G1HBE

Better than Nothing.

Where's it all gone?

 





 

I was born in 1953 and after attending St Anne's Primary School in Denton, Lancs, eventually went to Audenshaw Grammar School, where I failed to blossom into a young intellectual. I was always much happier fiddling around with radios and what-not. Luckily the school had a Radio Club, which met in the new physics lab every Monday after hours. The newspaper photo below shows me and my friend Pete fiddling with a (terrible!) Unica shortwave radio at our open day in 1967.
I also used to listen to the offshore pop pirate stations on MW. What a refreshing change they were to old, stuffy BBC.
There were three of us who were mucho into radio and electronics, and between us we made covert noise-makers, TV jammers (great fun outside TV shops..) and all manner of things. I also discovered amateur radio by accidentally tuning the family radio into topband one Sunday morning, and later an old TV into the 4-metre amateur band and the rot set in. I was hooked on listening to anything and everything.
I got a job in the TV repair trade. At about the same time I began illegaly transmitting, and discovered a 'net' of illegal operators using the bit of medium wave at the top of the dial. Great fun, but after a couple of years I was busted by the (then) GPO and fined £25 plus £35 costs, a lot of money in 1973.

 

 

 

 

 




 

 

 

 

 

The court wanted to confiscate my brand-new Trio 9R59DS receiver, but I surprised myself by digging in my heels and telling them they couldn't have it!
Then I really got stuck in. I hooked up with a newly-started MW and FM pirate radio station in south Manchester. They'd just been raided (bloomin' GPO again!) and lost their FM transmitter and had fallen back on a rather crappy MW one. I went along to one of their broadcasts and found the temptation irresistable - I made all our MW transmitters for the next two years, two years of fun and court appearances. You can read all about it on the Aquarius page.
That all finished in 1975 and after a repeat performance - this time it was Andromeda Radio - in the early 80's I settled down and got my Amateur Radio licence, and about time too.
In 1981 got my first scanner - a JIL SX200 - and was amazed. Can you believe that before about the mid 70's there was no easy way of listening to er...stuff? Until then, if you wanted to listen to activity on VHF or UHF you had to use bulky old ex-services radios or cobble something together from old TV parts. The early scanners were usually 6 or 10 channel affairs, and you had to buy a crystal for every channel. By contrast the synthesized, go-anywhere SX200 was amazing! Next came the wonderful Icom 7000, a beautifully-built receiver. Then a few second-hand ones in quick succession: a Standard AX700 (wish I'd kept it), a Yaesu 9600 (terrible!) and an Icom 7100 (another beauty). Finally I have settled on the AOR AR5000, very nice indeed.

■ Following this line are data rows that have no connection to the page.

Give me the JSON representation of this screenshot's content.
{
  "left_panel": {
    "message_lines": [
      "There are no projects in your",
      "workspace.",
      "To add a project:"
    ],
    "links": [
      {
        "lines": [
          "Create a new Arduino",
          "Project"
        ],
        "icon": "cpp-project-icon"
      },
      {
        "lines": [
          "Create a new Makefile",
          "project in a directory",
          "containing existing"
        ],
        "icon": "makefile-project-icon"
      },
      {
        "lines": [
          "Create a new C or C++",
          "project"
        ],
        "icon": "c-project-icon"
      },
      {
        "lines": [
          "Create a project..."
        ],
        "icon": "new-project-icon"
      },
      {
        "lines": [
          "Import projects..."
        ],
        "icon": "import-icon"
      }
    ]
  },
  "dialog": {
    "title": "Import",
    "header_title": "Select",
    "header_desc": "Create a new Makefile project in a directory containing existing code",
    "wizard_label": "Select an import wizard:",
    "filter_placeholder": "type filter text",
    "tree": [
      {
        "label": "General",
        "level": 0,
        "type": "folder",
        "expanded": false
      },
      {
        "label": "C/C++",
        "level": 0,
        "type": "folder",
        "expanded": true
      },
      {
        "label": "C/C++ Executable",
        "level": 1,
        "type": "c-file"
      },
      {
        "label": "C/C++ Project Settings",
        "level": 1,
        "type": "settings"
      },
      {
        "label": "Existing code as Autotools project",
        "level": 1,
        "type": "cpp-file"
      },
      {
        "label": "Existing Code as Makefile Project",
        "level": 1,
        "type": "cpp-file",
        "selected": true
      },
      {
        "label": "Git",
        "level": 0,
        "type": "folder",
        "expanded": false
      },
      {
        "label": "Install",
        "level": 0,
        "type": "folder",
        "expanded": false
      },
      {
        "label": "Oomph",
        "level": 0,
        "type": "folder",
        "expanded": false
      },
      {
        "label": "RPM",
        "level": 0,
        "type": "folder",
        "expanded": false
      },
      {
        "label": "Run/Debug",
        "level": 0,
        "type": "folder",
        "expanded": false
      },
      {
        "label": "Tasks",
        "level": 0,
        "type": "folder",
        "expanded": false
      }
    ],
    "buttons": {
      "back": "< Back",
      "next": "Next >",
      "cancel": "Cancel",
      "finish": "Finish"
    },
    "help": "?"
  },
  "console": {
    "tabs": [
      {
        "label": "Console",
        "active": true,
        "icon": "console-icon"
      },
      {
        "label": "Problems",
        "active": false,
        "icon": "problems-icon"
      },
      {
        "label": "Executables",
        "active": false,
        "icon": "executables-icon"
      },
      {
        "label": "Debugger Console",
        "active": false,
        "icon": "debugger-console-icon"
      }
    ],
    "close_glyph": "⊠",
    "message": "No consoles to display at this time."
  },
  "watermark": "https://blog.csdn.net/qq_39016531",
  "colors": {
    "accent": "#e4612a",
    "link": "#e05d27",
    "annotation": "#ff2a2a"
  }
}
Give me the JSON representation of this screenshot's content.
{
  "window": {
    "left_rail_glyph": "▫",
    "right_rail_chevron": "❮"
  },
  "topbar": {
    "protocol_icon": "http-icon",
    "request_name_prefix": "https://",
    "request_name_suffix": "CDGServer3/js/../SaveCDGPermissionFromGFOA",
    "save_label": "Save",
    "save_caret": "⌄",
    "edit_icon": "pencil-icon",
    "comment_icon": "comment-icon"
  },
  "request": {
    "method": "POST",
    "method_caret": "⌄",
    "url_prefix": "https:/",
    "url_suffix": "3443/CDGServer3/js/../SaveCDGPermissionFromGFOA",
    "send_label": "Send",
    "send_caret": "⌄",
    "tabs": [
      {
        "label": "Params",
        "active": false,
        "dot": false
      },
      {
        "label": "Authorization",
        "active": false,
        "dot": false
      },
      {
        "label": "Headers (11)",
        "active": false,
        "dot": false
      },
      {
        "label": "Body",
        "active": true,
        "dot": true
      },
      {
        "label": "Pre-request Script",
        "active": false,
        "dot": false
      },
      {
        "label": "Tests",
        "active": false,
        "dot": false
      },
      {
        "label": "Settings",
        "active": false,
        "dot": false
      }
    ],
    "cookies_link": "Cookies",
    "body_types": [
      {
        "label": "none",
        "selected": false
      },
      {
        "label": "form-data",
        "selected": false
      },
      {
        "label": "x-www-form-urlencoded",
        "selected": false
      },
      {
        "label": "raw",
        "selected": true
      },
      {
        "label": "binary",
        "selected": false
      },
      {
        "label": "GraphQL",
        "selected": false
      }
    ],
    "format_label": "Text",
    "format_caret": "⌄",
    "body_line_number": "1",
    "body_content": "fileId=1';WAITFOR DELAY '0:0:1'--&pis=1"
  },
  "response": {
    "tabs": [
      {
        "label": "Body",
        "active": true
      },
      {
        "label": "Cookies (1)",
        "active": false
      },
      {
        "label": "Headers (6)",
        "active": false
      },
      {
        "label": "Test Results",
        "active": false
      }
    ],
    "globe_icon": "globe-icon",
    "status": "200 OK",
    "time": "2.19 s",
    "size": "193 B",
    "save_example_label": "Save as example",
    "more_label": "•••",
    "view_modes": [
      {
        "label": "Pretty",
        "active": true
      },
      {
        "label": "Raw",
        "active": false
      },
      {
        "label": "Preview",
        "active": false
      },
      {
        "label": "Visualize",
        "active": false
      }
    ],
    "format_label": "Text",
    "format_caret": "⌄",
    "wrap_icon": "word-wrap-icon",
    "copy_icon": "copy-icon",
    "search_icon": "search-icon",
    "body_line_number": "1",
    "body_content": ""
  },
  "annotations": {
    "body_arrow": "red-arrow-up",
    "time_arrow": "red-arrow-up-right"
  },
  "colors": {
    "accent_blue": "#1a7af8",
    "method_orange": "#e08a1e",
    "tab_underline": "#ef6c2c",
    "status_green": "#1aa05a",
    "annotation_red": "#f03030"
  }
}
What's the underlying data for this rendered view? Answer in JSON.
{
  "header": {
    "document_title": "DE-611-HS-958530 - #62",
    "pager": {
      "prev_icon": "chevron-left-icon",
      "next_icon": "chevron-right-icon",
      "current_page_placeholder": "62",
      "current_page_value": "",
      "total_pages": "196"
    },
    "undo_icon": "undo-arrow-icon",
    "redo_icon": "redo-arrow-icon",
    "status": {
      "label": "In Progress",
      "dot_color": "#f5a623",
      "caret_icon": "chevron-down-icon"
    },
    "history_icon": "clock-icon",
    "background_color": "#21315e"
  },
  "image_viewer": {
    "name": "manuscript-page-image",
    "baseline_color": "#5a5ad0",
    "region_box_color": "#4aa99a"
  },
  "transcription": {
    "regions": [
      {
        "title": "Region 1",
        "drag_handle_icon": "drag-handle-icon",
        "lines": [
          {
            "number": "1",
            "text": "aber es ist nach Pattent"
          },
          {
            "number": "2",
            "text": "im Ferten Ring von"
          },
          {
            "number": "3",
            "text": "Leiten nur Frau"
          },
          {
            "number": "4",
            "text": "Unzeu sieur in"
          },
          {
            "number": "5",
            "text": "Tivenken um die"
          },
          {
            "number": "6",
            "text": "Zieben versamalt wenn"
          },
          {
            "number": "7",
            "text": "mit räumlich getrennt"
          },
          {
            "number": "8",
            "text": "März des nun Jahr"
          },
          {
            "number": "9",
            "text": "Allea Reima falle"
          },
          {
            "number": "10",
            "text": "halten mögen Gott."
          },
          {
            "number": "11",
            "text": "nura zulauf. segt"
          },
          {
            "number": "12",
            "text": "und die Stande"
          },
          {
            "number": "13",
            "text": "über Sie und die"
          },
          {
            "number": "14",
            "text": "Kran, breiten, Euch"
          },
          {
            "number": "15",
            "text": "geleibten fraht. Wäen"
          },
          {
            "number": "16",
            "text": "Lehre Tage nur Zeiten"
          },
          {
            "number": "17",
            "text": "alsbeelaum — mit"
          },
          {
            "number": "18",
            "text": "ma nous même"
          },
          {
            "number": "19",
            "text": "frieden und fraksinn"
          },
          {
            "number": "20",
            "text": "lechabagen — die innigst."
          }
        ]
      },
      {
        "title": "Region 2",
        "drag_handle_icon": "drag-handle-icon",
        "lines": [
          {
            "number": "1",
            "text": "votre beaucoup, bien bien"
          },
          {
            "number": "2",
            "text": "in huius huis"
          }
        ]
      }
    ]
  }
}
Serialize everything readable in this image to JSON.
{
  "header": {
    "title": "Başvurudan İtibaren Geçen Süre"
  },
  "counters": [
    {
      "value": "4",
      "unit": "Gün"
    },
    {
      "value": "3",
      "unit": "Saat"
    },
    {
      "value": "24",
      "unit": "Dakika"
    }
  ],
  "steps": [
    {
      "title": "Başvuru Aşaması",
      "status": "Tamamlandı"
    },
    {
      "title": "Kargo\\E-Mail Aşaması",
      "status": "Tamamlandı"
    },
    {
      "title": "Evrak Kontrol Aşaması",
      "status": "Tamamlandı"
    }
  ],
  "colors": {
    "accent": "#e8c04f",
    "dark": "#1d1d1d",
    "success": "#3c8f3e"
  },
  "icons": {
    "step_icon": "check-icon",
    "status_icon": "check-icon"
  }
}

These days I pass the time by writing occasional articles for Radio magazines. Oh, I seem to have run out of story. Despite now being in my early 50's, I still think radio is somehow 'magic' and I can't imagine ever losing interest.